SEATTLE (AP) Just as much as the smile and the backward hat, the sweet swings and the 630 home runs, the No. 24 became synonymous with Ken Griffey Jr.
Griffey chose it after hitting 24 home runs one season between his high school and summer baseball teams, and he wore it throughout his 13 seasons with the Mariners.
''Baseball is all about numbers. Some of the greatest players to play in sports wore 24. It wasn't planned but it was definitely one of the things when I signed my first contract that was one of the things I asked for was to be able to wear 24,'' Griffey said on Friday. ''It's extremely important. If you look at my first apartment in Seattle, it was 1124. My house number was 24606. There is a lot of things that have to do with 24.''
Griffey is back in Seattle this weekend to see that famous No. 24 retired by the Mariners. His number retirement comes less than two weeks after he became the first player to go into the Hall of Fame as a Mariner. His number will be the first retired by the Mariners, and it will be set aside throughout the organization, not just with the major league club. The whole team will wear No. 24 during batting practice Saturday, and then it will be shelved forever.
Griffey sounded humbled by the honor when he spoke on Friday, in part because his number will hang next to Jackie Robinson's No. 42 - retired throughout baseball - as the only numbers honored at Safeco Field.
''An organization has to feel that it's worthy and I know there are certain criteria that have to be met to even be mentioned and for a team to do that is the ultimate sign of respect for what you did on the field. It's overwhelming, humbling because of the guy, the number I'm going up next to, who basically sacrificed his life for guys to play and that's Jackie Robinson,'' Griffey said. ''It's a weird feeling because of what he's done and to allow pretty much everyone to play this game. And I'm going to be right next to him, so I haven't really had a total grasp on it.''
Seattle is pulling out all the stops for Griffey's final honor of the summer, including commemorative hats, bases and balls for the games. Saturday's retirement program could run as long as an hour in front of what could be the largest crowd ever at Safeco Field.

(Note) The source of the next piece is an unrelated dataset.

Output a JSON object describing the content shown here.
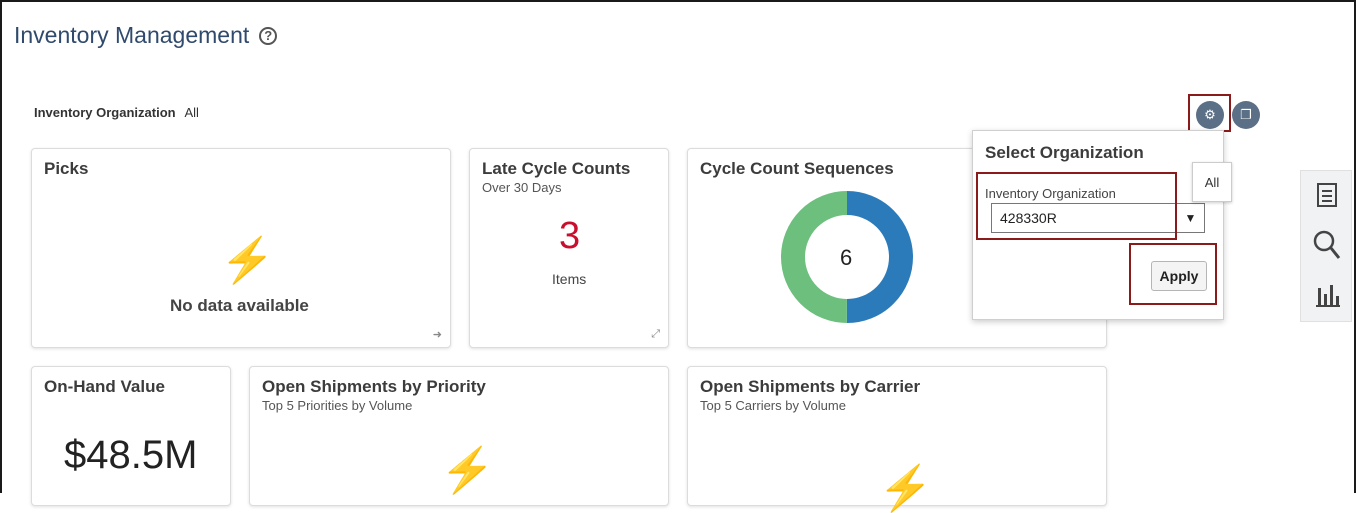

Griffey started Friday by raising a No. 24 flag atop the Space Needle that will fly through the weekend, then spent time in the afternoon posing for pictures with Mariners staff next to his Hall of Fame plaque that is on display. Even former teammate Edgar Martinez, now Seattle's hitting coach, had his picture taken with the plaque in the Mariners' clubhouse.
Griffey has not watched the television replay of his emotional Hall of Fame speech and doesn't intend to soon. In the days since the speech - where he took numerous breaks to try and control his emotions - Griffey said the most constant message he's received is ''we finally get to know who you are.''
''I said, `You all did. I played baseball. I played center field,''' Griffey said. ''They're all, `No, you were a little different in your speech.'''
And he didn't expect his speech on Saturday to be any easier to deliver.
''It's a big deal. I don't take what I did lightly and tomorrow is definitely one of those things that it is special and it's pretty neat,'' Griffey said. ''I get to enjoy it with the people who have seen me from a teenager to a 40-year-old.''